This work may not be copied, distributed, displayed, published, reproduced, transmitted, modified, posted, sold, licensed, or used for commercial purposes. By downloading this file, you are agreeing to the publisher’s Terms & Conditions.

CME Academic Highlights

Early Recognition and Treatment of Tardive Dyskinesia in Patients With Mood Disorders and Schizophrenia

Abstract

Tardive dyskinesia (TD), a potentially irreversible condition that causes involuntary movements associated with dopamine receptor blocking agents, can substantially impair patients’ functioning and diminish their quality of life. While TD was expected to vanish due to more widespread use of second-generation antipsychotics than use of first-generation antipsychotics, in reality, more patients than ever are at risk for developing this condition. Early detection and accurate diagnosis of TD is critical to increasing chances that TD movements will be transient and reversible. Clinicians must be proactive in regularly screening patients for TD, educating the patient and family about risk factors, addressing psychosocial concerns related to the condition, and selecting one of the novel, FDA-approved medications—valbenazine or deutetrabenazine—to treat TD symptoms. Providing a clinical TD diagnosis as early as possible is crucial to implementing treatment strategies that may successfully reduce patients’ TD symptoms.

PDF version of article
Note: To receive credit, you must navigate through the entire online activity. Click link below.

See the entire activity

J Clin Psychiatry 2020;81(1):NU18041AH5C

To cite: McEvoy JP, Kremens DE. Early recognition and treatment of tardive dyskinesia in patients with mood disorders and schizophrenia. J Clin Psychiatry. 2020;81(1):NU18041AH5C
To share: https://doi.org/10.4088/JCP.NU18041AH5C

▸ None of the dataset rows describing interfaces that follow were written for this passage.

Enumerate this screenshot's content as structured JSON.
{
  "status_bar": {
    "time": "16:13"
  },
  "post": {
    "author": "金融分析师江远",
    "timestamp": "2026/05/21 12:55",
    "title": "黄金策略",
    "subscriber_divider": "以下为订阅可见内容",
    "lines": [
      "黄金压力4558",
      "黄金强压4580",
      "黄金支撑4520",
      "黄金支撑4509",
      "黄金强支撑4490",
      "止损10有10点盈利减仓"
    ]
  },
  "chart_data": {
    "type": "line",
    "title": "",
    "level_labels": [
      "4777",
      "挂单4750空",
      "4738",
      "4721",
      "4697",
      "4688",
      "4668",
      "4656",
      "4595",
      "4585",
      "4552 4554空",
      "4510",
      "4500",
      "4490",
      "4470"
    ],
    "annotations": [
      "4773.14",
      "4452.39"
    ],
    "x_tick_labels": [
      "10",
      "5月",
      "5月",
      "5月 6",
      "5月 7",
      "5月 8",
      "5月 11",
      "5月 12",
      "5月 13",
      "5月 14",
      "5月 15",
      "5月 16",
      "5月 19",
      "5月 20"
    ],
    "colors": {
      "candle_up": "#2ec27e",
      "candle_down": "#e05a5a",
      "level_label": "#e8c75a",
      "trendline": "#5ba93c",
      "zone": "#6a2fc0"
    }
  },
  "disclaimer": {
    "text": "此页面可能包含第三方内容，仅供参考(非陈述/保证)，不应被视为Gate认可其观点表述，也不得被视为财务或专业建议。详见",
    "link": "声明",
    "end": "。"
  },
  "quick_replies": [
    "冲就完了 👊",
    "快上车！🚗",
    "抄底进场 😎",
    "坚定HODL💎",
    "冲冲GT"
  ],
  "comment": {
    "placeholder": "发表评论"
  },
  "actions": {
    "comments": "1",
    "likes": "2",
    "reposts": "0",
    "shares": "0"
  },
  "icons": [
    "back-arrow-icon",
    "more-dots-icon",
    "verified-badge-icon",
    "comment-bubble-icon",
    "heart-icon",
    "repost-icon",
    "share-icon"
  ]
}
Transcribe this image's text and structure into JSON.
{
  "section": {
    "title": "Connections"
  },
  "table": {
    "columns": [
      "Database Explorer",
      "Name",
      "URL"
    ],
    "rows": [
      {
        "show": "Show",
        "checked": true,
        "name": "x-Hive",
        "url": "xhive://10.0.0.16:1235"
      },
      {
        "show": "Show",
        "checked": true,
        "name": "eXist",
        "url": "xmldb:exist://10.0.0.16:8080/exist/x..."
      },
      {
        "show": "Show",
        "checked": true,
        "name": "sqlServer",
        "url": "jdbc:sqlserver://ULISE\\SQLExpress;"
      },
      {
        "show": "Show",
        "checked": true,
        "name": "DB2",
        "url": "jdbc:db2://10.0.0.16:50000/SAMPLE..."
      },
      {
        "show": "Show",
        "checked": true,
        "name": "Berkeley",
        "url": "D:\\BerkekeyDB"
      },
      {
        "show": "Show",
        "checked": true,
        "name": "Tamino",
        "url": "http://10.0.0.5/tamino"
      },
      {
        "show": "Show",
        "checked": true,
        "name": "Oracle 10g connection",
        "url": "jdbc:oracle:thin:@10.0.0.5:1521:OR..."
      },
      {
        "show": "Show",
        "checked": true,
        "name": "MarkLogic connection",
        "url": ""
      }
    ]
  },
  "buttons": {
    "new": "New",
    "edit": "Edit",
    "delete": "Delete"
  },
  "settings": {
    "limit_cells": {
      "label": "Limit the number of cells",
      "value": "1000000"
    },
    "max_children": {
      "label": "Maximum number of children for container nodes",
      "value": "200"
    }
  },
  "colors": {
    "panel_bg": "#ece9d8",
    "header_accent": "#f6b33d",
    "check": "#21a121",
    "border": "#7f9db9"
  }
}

From the Department of Psychiatry and Health Behavior, Medical College of Georgia, Augusta University (Dr McEvoy); and the Department of Neurology, Sidney Kimmel Medical College, Thomas Jefferson University, Philadelphia, Pennsylvania (Dr Kremens).

Volume: 81

Quick Links: Neurologic and Neurocognitive , Neurology

References